Burning Badgers Vinyl 4: Lost Albums 1 – The Italian Flag – Prolapse (1997) (Radar Records)
A few pieces ago I mentioned that I once lived with a chap called Irish Mike, who wasn’t actually Irish. Well, here’s why… he was called Irish Mike because he once dated an Irish lass called Orla and went all the way to Ireland to see her one Easter and she dumped him in the bar of her local which was somewhere in the middle of the Dingle Peninsula, about six miles from civilisation and a hundred miles from the ferry port in Dublin. So Mike sits there wondering what to do, he had nowhere to stay and no way of getting back to the ferry port from whence he came. A bloke walks into the bar, who was a little worse for wear, it turns out he’d just won the Irish Lottery, couple of million punts apparently.
Chappie buys drinks for everyone all night and at the end of the evening, gives Mike his car, which was a two-year-old Opal, which Mike, sleeps in that night and then at ten am the next morning drives to the ferry port, extremely hungover (and probably still very over the limit, kids) and was still driving it around in when I knew him. When Mike retold this story in a smoke filled room one miserable November evening, he became forever Irish Mike.
All of which fun and games brings us to this weeks record from Badger Box.
There are a bunch of albums in Badger’s box. I have selected five in particular that I am going to call ‘Lost Albums’ not because they are particular rare or uncommon but because you hardly ever read about them these days.
Number one in this series is The Italian Flag the third and finest album from Leicester’s dual singing, art-rock champions Prolapse.
I thought at first that Badger had somehow managed to get his hand on an Italian version of this album. It is adorned with a sticker that reads ‘Edizione Limitata’, then I realised it was something to do with the title of the record. It’s a lovely thing, this record though, double vinyl, flashy cover, lyrics inside that separate the boy vocals and the girl vocals, brilliant glossy vinyl that actually shines when you play it. It’s marvellous. Again I had no idea that Badger was a fan of the band. Man, I would have loved to gone and seen Prolapse live with Badger.

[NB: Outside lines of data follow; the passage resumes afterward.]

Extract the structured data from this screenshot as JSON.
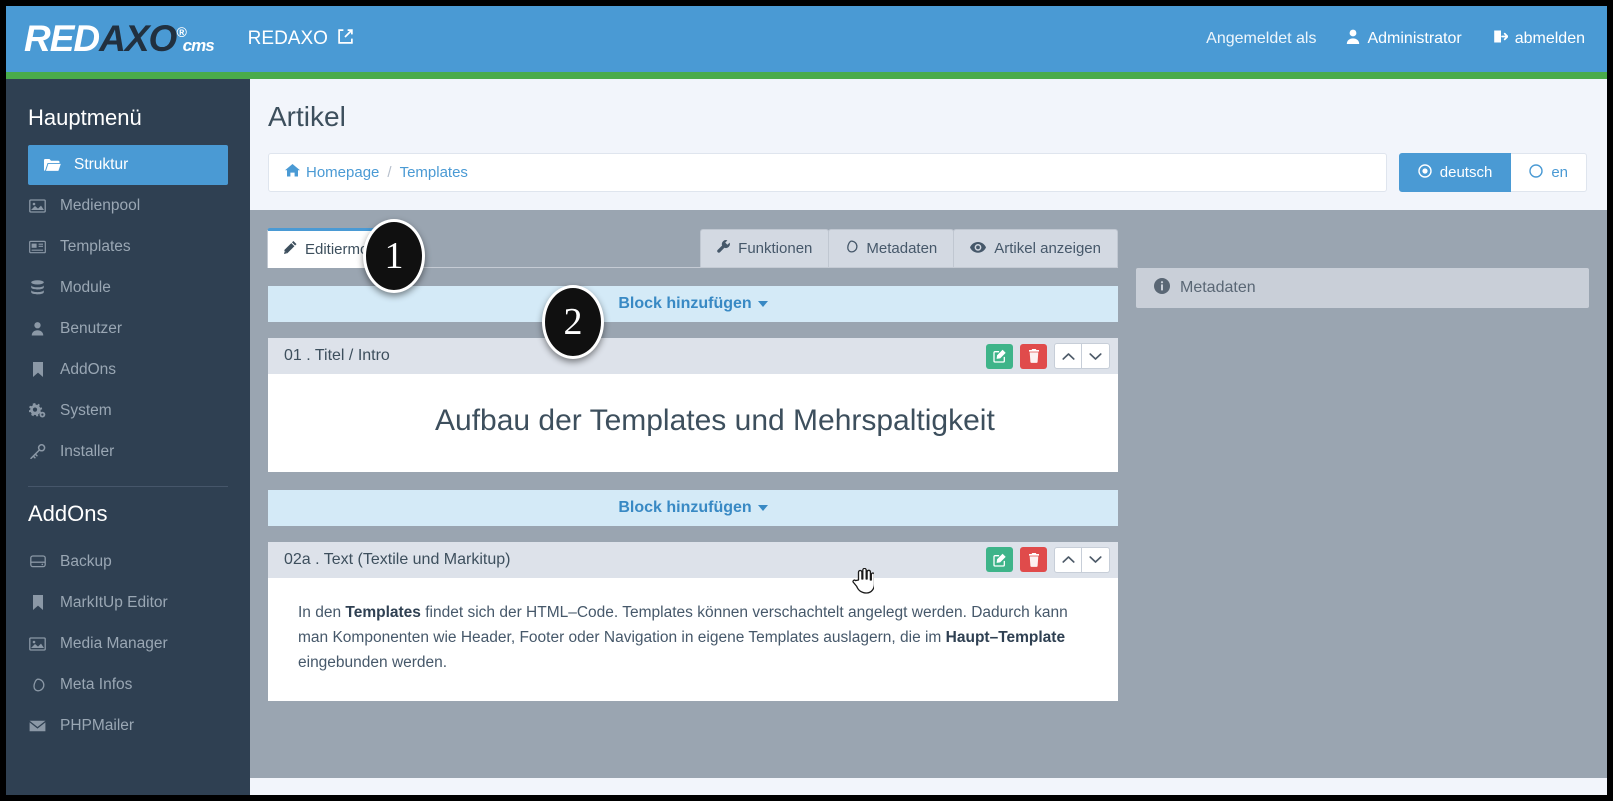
{
  "navbar": {
    "logo": {
      "part1": "RED",
      "part2": "AXO",
      "reg": "®",
      "cms": "cms"
    },
    "brand_link": "REDAXO",
    "brand_link_icon": "external-link-icon",
    "logged_in_as": "Angemeldet als",
    "user_name": "Administrator",
    "user_icon": "user-icon",
    "logout": "abmelden",
    "logout_icon": "sign-out-icon",
    "bg_color": "#4a9ad4",
    "accent_bar_color": "#4aab4a"
  },
  "sidebar": {
    "main_title": "Hauptmenü",
    "main_items": [
      {
        "label": "Struktur",
        "icon": "folder-open-icon",
        "glyph": "🗁",
        "active": true
      },
      {
        "label": "Medienpool",
        "icon": "image-icon",
        "glyph": "🖼",
        "active": false
      },
      {
        "label": "Templates",
        "icon": "newspaper-icon",
        "glyph": "🗞",
        "active": false
      },
      {
        "label": "Module",
        "icon": "database-icon",
        "glyph": "☰",
        "active": false
      },
      {
        "label": "Benutzer",
        "icon": "user-icon",
        "glyph": "👤",
        "active": false
      },
      {
        "label": "AddOns",
        "icon": "bookmark-icon",
        "glyph": "🔖",
        "active": false
      },
      {
        "label": "System",
        "icon": "cogs-icon",
        "glyph": "⚙",
        "active": false
      },
      {
        "label": "Installer",
        "icon": "key-icon",
        "glyph": "🔑",
        "active": false
      }
    ],
    "addons_title": "AddOns",
    "addon_items": [
      {
        "label": "Backup",
        "icon": "hdd-icon",
        "glyph": "⛁"
      },
      {
        "label": "MarkItUp Editor",
        "icon": "bookmark-icon",
        "glyph": "🔖"
      },
      {
        "label": "Media Manager",
        "icon": "image-icon",
        "glyph": "🖼"
      },
      {
        "label": "Meta Infos",
        "icon": "tag-icon",
        "glyph": "⬭"
      },
      {
        "label": "PHPMailer",
        "icon": "envelope-icon",
        "glyph": "✉"
      }
    ]
  },
  "page": {
    "title": "Artikel",
    "breadcrumb": {
      "home_icon": "home-icon",
      "items": [
        "Homepage",
        "Templates"
      ],
      "separator": "/"
    },
    "languages": [
      {
        "label": "deutsch",
        "selected": true,
        "icon": "radio-checked-icon"
      },
      {
        "label": "en",
        "selected": false,
        "icon": "radio-unchecked-icon"
      }
    ]
  },
  "tabs": {
    "left": [
      {
        "label": "Editiermodus",
        "icon": "pencil-icon",
        "active": true
      }
    ],
    "right": [
      {
        "label": "Funktionen",
        "icon": "wrench-icon",
        "active": false
      },
      {
        "label": "Metadaten",
        "icon": "tag-icon",
        "active": false
      },
      {
        "label": "Artikel anzeigen",
        "icon": "eye-icon",
        "active": false
      }
    ]
  },
  "add_block": {
    "label": "Block hinzufügen",
    "caret_icon": "caret-down-icon"
  },
  "blocks": [
    {
      "title": "01 . Titel / Intro",
      "actions": [
        {
          "name": "edit-button",
          "icon": "pencil-square-icon",
          "style": "green"
        },
        {
          "name": "delete-button",
          "icon": "trash-icon",
          "style": "red"
        },
        {
          "name": "move-up-button",
          "icon": "chevron-up-icon",
          "style": "white"
        },
        {
          "name": "move-down-button",
          "icon": "chevron-down-icon",
          "style": "white"
        }
      ],
      "heading": "Aufbau der Templates und Mehrspaltigkeit",
      "body": ""
    },
    {
      "title": "02a . Text (Textile und Markitup)",
      "actions": [
        {
          "name": "edit-button",
          "icon": "pencil-square-icon",
          "style": "green"
        },
        {
          "name": "delete-button",
          "icon": "trash-icon",
          "style": "red"
        },
        {
          "name": "move-up-button",
          "icon": "chevron-up-icon",
          "style": "white"
        },
        {
          "name": "move-down-button",
          "icon": "chevron-down-icon",
          "style": "white"
        }
      ],
      "heading": "",
      "body_parts": [
        {
          "text": "In den ",
          "bold": false
        },
        {
          "text": "Templates",
          "bold": true
        },
        {
          "text": " findet sich der HTML–Code. Templates können verschachtelt angelegt werden. Dadurch kann man Komponenten wie Header, Footer oder Navigation in eigene Templates auslagern, die im ",
          "bold": false
        },
        {
          "text": "Haupt–Template",
          "bold": true
        },
        {
          "text": " eingebunden werden.",
          "bold": false
        }
      ]
    }
  ],
  "metadata_panel": {
    "label": "Metadaten",
    "icon": "info-circle-icon"
  },
  "callouts": [
    {
      "number": "1"
    },
    {
      "number": "2"
    }
  ],
  "cursor": {
    "icon": "pointing-hand-cursor"
  },
  "colors": {
    "brand_blue": "#4a9ad4",
    "green": "#4aab4a",
    "sidebar_dark": "#2f4052",
    "workspace_grey": "#9aa5b1",
    "btn_green": "#3eb489",
    "btn_red": "#e04b4b",
    "addblock_bg": "#d4eaf7"
  }
}
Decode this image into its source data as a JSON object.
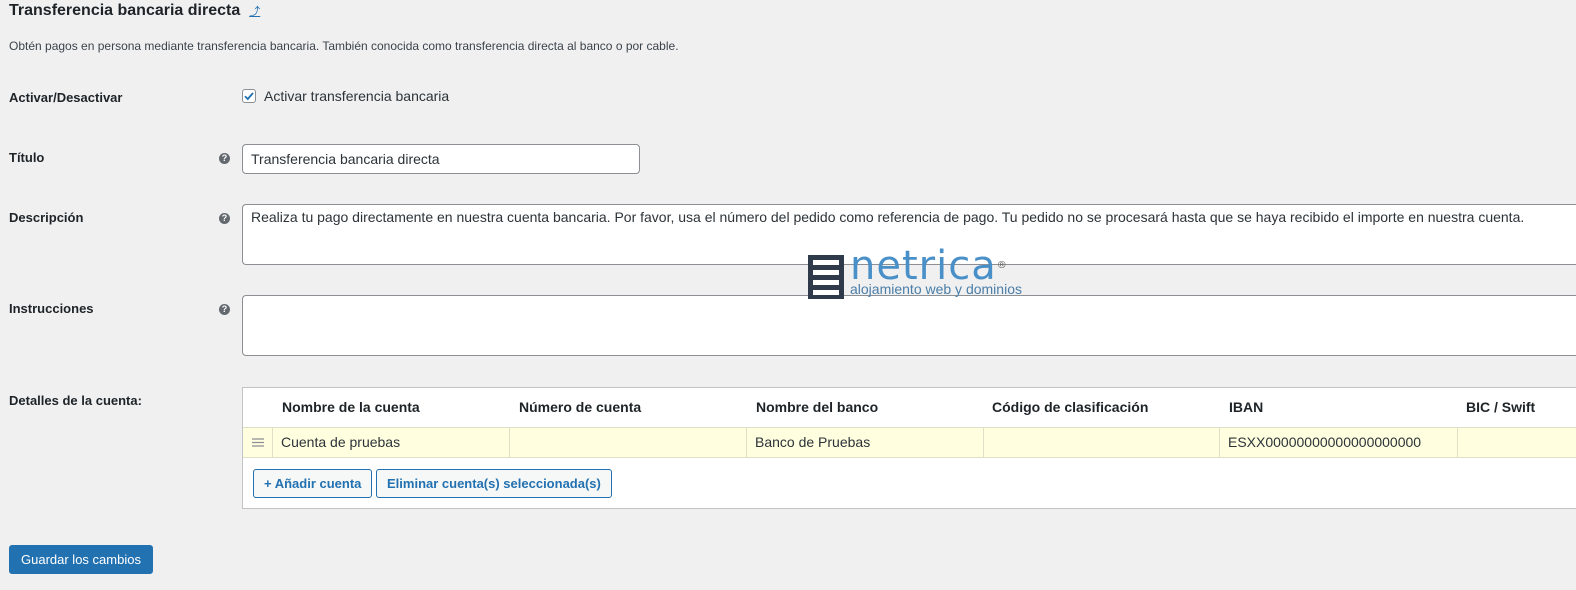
{
  "header": {
    "title": "Transferencia bancaria directa",
    "back_link_icon": "return-up-arrow-icon",
    "description": "Obtén pagos en persona mediante transferencia bancaria. También conocida como transferencia directa al banco o por cable."
  },
  "fields": {
    "enable": {
      "label": "Activar/Desactivar",
      "checkbox_label": "Activar transferencia bancaria",
      "checked": true
    },
    "title": {
      "label": "Título",
      "help_icon": "question-mark-icon",
      "value": "Transferencia bancaria directa"
    },
    "description": {
      "label": "Descripción",
      "help_icon": "question-mark-icon",
      "value": "Realiza tu pago directamente en nuestra cuenta bancaria. Por favor, usa el número del pedido como referencia de pago. Tu pedido no se procesará hasta que se haya recibido el importe en nuestra cuenta."
    },
    "instructions": {
      "label": "Instrucciones",
      "help_icon": "question-mark-icon",
      "value": ""
    }
  },
  "accounts": {
    "label": "Detalles de la cuenta:",
    "columns": [
      "Nombre de la cuenta",
      "Número de cuenta",
      "Nombre del banco",
      "Código de clasificación",
      "IBAN",
      "BIC / Swift"
    ],
    "rows": [
      [
        "Cuenta de pruebas",
        "",
        "Banco de Pruebas",
        "",
        "ESXX00000000000000000000",
        ""
      ]
    ],
    "add_button": "+ Añadir cuenta",
    "remove_button": "Eliminar cuenta(s) seleccionada(s)",
    "row_highlight_color": "#ffffe0"
  },
  "watermark": {
    "brand": "netrica",
    "registered": "®",
    "tagline": "alojamiento web y dominios"
  },
  "footer": {
    "save_button": "Guardar los cambios"
  },
  "colors": {
    "accent": "#2271b1",
    "background": "#f0f0f1",
    "brand": "#4a90c8"
  }
}
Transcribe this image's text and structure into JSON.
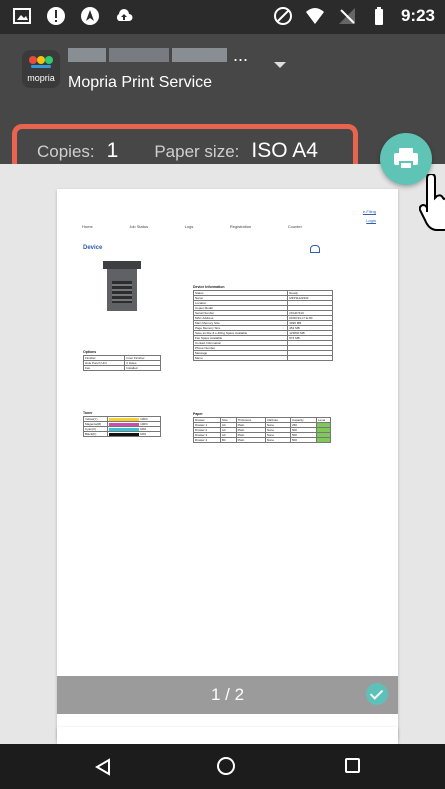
{
  "status_bar": {
    "time": "9:23",
    "left_icons": [
      "image-icon",
      "alert-icon",
      "nav-icon",
      "cloud-icon"
    ],
    "right_icons": [
      "do-not-disturb-icon",
      "wifi-icon",
      "no-sim-icon",
      "battery-icon"
    ]
  },
  "app": {
    "logo_text": "mopria",
    "service_name": "Mopria Print Service",
    "printer_name_suffix": "..."
  },
  "options": {
    "copies_label": "Copies:",
    "copies_value": "1",
    "paper_label": "Paper size:",
    "paper_value": "ISO A4"
  },
  "preview": {
    "page_indicator": "1 / 2"
  },
  "document": {
    "nav": [
      "Home",
      "Job Status",
      "Logs",
      "Registration",
      "Counter"
    ],
    "efiling": "e-Filing",
    "login": "Login",
    "title": "Device",
    "device_info_title": "Device Information",
    "device_info": [
      [
        "Status",
        "Ready"
      ],
      [
        "Name",
        "MFP11122333"
      ],
      [
        "Location",
        ""
      ],
      [
        "Copier Model",
        ""
      ],
      [
        "Serial Number",
        "CFH07410"
      ],
      [
        "MAC Address",
        "00:80:91:c7:fe:80"
      ],
      [
        "Main Memory Size",
        "4096 MB"
      ],
      [
        "Page Memory Size",
        "452 MB"
      ],
      [
        "Save as File & e-Filing Space Available",
        "123840 MB"
      ],
      [
        "Fax Space Available",
        "974 MB"
      ],
      [
        "Contact Information",
        ""
      ],
      [
        "Phone Number",
        ""
      ],
      [
        "Message",
        ""
      ],
      [
        "Menu",
        ""
      ]
    ],
    "options_title": "Options",
    "options_rows": [
      [
        "Finisher",
        "Inner Finisher"
      ],
      [
        "Hole Punch Unit",
        "2 Holes"
      ],
      [
        "Fax",
        "Installed"
      ]
    ],
    "toner_title": "Toner",
    "toner_rows": [
      [
        "Yellow(Y)",
        "100%"
      ],
      [
        "Magenta(M)",
        "100%"
      ],
      [
        "Cyan(C)",
        "99%"
      ],
      [
        "Black(K)",
        "99%"
      ]
    ],
    "paper_title": "Paper",
    "paper_header": [
      "Drawer",
      "Size",
      "Thickness",
      "Attribute",
      "Capacity",
      "Level"
    ],
    "paper_rows": [
      [
        "Drawer 1",
        "A4",
        "Plain",
        "None",
        "250"
      ],
      [
        "Drawer 2",
        "A4",
        "Plain",
        "None",
        "500"
      ],
      [
        "Drawer 3",
        "A3",
        "Plain",
        "None",
        "500"
      ],
      [
        "Drawer 4",
        "B4",
        "Plain",
        "None",
        "500"
      ]
    ]
  },
  "colors": {
    "accent_teal": "#5fc3b6",
    "highlight_border": "#e8644f",
    "header_bg": "#474747"
  }
}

I saw Prolapse live a couple or three times back in the day, they were shambolic and unpredictable, I loved the way that their male singer, “Scottish Mick” kind of lumbered and raved away, on one side of the stage in a thick (and, often for my fey English ears at least, impenetrable) Scottish accent (I’m one of those idiots who appreciated the subtitles in Trainspotting). Whilst over on the over side, female singer Linda Steelyard stood quite still and sang in this beautiful sweet very English lilt. The pair of them almost trading blows as the bassline rumbled like all good basslines should and the guitars thrashed away majestically.
‘The Italian Flag’ was released back in 1997 on Radar Records and it was probably as close as Prolapse got to breaking through. This was largely due to the pure pop brilliance of the single Autocade which very nearly pushed the band into the Top 40 if memory serves me right (yup, I know what I did there).
mp3: Prolapse – Autocade
But its not just ‘Autocade’, the first four tracks (or side one of the double vinyl) is pretty much flawless, as good a first four tracks on a record that I can think of right now.
mp3 : Prolapse – Slash/Oblique
This is a startling track and perfectly illustrates my earlier claim about Scottish Mick ranting and raving – the way he shouts ‘Alberquerque, Mercatata’ (or whatever it is he shouts) is one of rock’s truly menacing moments.
Which probably should have been a massive hit, and probably didn’t get the airplay it needed, largely due to Scottish Mick telling everyone that something, hair, music, clothes, everything ‘was crap’. It is infectiously brilliant, even if it is the sound a middle-aged crisis unfurling on a record right in front of your ears.
If the first two tracks on ‘The Italian Flag’ are angry, shouting ripostes to life and all its problems, Cacophony No A is almost the complete opposite. Where, Linda Steelyard sounds almost angelic, like an Enya it is ok to like. If that is even possible.
Side A finishes with the single Killing The Bland which was the lead single for the album and was my first introduction to the ban – although I have a 12” in my collection by Prolapse of a single called Flexed that I have no idea where it came from but it predates ‘The Italian Flag’ and which would have been released in my final year as a student. I also seem to remember Drew Barrymore raving about this song in some magazine somewhere.
It is indeed the first time Prolapse have featured on this blog…a band that have been recommended to me by a few folk over the years, none more so than Hammy, a very good friend of both myself and Strangeways, but the name has always put me off!! It certainly wasn’t what I was expecting, and I’ve now picked up a second-hand copy of The Italian Flag.